MONTREAL — Coach Marc Trestman plans to return to Montreal next season and so does quarterback Anthony Calvillo, so there is no reason to expect that the Alouettes won’t be contending for a second straight Grey Cup.
Very few changes are anticipated for a club that went a team-record 15-3 in the regular season and then pulled off an unlikely, last-play 28-27 victory over the Saskatchewan Roughriders in the Grey Cup game last Sunday.
The win snapped a four-game losing streak in Grey Cup games since 2003, but the fact that the Alouettes have been to the CFL championship game seven times since 2000, winning twice, speaks to their ability to produce contending teams year after year.
The 37-year-old Calvillo, named the CFL’s outstanding player for a second straight season, told reporters Tuesday he will be back in 2010.
Centre Bryan Chiu, an Alouette since 1997, and slotback Ben Cahoon, who joined a year later, both said they would decide over the off-season whether to return next year.

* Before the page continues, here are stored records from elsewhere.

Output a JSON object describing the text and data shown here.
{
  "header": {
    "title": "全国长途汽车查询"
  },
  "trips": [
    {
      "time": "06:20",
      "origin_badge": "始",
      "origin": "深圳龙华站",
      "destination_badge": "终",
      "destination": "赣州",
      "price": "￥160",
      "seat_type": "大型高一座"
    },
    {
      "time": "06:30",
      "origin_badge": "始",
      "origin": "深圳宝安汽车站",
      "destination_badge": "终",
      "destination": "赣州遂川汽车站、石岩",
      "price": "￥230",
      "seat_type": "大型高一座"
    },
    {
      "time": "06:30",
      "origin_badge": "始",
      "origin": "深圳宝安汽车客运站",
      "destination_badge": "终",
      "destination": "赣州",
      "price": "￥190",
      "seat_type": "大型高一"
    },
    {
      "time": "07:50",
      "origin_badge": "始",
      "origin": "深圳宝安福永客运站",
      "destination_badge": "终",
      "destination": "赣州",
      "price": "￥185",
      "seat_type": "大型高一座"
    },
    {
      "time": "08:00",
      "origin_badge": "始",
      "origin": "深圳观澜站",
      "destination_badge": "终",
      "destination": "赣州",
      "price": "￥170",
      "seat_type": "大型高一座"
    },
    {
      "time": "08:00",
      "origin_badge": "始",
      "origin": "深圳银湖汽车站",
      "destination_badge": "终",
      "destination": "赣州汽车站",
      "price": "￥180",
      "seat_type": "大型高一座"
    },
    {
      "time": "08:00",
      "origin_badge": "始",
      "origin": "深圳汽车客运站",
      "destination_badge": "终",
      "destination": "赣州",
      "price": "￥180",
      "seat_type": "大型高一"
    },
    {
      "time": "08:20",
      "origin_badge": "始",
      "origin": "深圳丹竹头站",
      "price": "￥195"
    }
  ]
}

But losing any one player would not likely set the team back as much as it would if they lost Trestman, the earnest second-year coach whose innovative offensive schemes and detailed mental and physical planning were a large part of the team’s success.
There have been reports that some NFL clubs — Buffalo and Oakland are sometimes mentioned — are interested in giving him the chance to be an NFL head coach.
He spent nearly three decades as a quarterbacks coach and offensive co-ordinator before heading north to join the Alouettes in 2008.
“I plan on coming back next year,” Trestman said Tuesday as the Alouettes gathered at Olympic Stadium to digest their championship. “When your team has success and you’re the head coach, rumours are going to go out and people are going to blog.
“Right now, there’s nothing in my mind other than enjoying this moment with my players.”
Trestman is under contract for next season, but anything can happen in pro sports and plans can change.
Or, as he put it:
“I can see myself being here. I can’t speak for the future. I have no crystal ball. I love what I’m doing. I have a great owner (Robert Wetenhall), a great president (Larry Smith), a great general manager (Jim Popp) who saw something in me no one else has seen in the 30 years I’ve been in the business, and I appreciate and respect him.”
Today, he plans to be with his players and coaches as the team is given a parade down Ste-Catherine Street to celebrate its sixth Grey Cup.
On Friday, he’ll head home to rejoin his wife and two daughters, who spend the season away from him at their home in Raleigh, N.C.
Popp’s ability to find talent is the main reason the Alouettes are 164-87-1 since rejoining the CFL after a 10-year hiatus in 1996.
He was there from Day 1, and their only season with a losing record was in 2007 when he served as head coach during a rebuilding year and went 8-10.
The next season, Trestman was hired.
“The talent (Popp) brings in is unparalleled in this league,” said Chiu. “When we have injuries, guys are ready to step in and go.
“People want to be here. There are a lot of guys on this team who could go elsewhere for a lot more money but don’t because of the environment we’ve created here, the success we’ve had, and how everyone’s embraced us here. Everyone wants that shot to be a champion. Everyone knows we’ll be contenders every year.”
The Alouettes lost a Grey Cup in 2000 with Charlie Taaffe as coach, won in 2002 but then lost against in 2003, 2005 and 2006 under Don Matthews.
Trestman lost a Grey Cup game at home to Calgary last season, and got his title thanks largely to a too many men on the field call against Saskatchewan on the next-to-last play on Sunday, although the Alouettes outscored the Riders 25-10 in the second half.
It was a relief for Chiu, who wonders how devastating it would have been to fall to 1-6 in Grey Cups in the decade.
The task is to win another, although it may be tougher with the Hamilton Tiger-Cats emerging as a contender in the East Division.
“It can be maintained if guys continue the things that led to our success, which is remaining humble, hard working and keeping egos in check,” said Cahoon, who credits Trestman with instilling those values. ”There was a phenomenal unity in the locker-room.
“Coach Trestman hypnotized or brainwashed us enough that we fell in line and bought what he was selling. He transformed guys in this locker-room — from selfish, undisciplined guys to team guys who were in it for the greater good instead of their own personal glory. It’s got to be the toughest thing in coaching to do. I’ve never seen that done to the extent it was in this locker-room. And that’s the reason we had as much success as we did.”
Trestman pointed out that repeat champions are a rarity in the CFL. It hasn’t been done since Toronto won in 1996 and 1997.
”If anyone thinks past performance is an indication of future success, they should look at history,”’ he said. “It’s very difficult, but that doesn’t mean it can’t be done and that it won’t be the collective goal.”